**What you need to do**
The lines to copy from the data below are those that hold the string "date".

[Items from a dataset]

■ ■ ■

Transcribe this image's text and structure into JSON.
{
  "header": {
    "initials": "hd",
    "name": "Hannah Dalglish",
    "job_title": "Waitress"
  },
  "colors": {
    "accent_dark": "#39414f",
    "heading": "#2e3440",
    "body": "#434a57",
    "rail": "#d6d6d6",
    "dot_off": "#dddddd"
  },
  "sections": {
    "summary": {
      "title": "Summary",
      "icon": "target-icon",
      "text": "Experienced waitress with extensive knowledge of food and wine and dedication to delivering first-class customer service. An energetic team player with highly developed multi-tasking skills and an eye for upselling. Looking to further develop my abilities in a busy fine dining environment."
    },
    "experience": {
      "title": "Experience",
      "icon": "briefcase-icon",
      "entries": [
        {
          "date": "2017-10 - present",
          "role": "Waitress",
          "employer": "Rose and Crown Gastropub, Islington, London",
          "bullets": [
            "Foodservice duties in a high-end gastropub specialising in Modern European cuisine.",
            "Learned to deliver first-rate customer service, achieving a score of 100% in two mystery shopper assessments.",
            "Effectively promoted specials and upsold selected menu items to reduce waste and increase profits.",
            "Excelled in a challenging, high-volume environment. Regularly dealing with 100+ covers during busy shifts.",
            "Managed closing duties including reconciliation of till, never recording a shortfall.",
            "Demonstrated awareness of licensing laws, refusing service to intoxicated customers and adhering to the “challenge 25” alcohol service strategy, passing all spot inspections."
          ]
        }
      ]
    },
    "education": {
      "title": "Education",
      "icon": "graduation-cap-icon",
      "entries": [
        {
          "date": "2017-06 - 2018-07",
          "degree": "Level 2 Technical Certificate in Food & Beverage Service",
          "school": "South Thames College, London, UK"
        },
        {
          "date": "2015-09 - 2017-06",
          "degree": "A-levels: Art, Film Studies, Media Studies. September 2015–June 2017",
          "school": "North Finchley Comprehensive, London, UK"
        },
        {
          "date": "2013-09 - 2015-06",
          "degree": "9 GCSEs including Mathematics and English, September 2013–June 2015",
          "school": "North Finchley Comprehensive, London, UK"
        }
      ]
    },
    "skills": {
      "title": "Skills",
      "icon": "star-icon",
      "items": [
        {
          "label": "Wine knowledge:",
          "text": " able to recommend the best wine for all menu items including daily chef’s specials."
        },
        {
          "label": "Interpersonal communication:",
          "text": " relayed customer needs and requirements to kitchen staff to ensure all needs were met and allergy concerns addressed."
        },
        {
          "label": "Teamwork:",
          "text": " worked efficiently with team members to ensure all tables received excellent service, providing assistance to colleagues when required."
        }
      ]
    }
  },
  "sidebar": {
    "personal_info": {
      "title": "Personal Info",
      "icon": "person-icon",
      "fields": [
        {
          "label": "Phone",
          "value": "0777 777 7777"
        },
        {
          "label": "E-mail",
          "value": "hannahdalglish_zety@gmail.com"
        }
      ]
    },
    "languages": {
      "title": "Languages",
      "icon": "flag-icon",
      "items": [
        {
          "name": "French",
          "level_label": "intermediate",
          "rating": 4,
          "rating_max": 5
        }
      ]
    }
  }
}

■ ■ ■

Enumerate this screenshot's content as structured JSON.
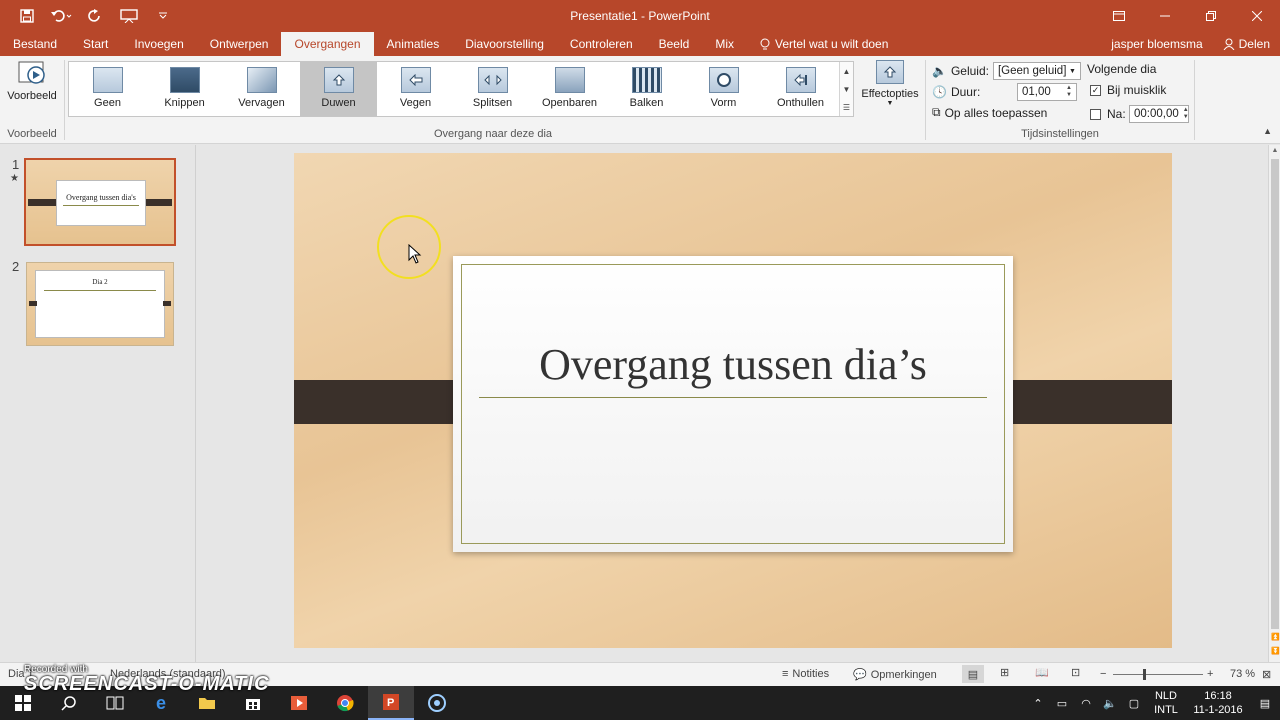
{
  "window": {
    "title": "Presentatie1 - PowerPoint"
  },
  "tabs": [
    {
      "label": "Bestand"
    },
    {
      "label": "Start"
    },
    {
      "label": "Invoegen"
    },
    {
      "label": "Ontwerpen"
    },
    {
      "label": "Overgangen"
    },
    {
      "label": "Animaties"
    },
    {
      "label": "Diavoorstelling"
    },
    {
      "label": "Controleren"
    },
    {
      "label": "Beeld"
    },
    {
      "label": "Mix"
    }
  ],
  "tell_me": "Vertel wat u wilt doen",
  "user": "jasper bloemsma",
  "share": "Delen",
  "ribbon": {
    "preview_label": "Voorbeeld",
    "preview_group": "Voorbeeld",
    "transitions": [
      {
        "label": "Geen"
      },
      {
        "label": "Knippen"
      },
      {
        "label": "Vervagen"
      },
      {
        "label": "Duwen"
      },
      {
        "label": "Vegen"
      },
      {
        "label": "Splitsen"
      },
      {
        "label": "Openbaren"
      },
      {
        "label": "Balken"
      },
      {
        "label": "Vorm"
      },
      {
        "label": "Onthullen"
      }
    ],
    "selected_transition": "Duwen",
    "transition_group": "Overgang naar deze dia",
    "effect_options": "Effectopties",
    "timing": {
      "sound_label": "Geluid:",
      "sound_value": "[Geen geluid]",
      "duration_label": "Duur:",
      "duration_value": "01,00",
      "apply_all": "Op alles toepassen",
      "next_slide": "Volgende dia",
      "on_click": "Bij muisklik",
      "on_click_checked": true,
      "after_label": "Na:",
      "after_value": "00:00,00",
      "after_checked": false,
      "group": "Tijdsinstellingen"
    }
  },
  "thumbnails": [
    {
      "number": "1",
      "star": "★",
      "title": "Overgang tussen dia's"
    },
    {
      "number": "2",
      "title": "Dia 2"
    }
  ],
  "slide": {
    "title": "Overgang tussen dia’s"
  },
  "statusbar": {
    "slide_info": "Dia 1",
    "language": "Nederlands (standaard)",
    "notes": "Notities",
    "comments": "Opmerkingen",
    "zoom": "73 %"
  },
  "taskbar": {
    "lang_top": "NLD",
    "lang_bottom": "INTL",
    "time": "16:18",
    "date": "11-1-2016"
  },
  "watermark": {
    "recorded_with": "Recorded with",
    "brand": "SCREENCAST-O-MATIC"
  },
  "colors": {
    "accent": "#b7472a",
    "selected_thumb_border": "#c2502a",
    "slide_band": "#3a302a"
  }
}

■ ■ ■

**Your solution**
          "date": "2017-10 - present",
          "date": "2017-06 - 2018-07",
          "date": "2015-09 - 2017-06",
          "date": "2013-09 - 2015-06",
    "date": "11-1-2016"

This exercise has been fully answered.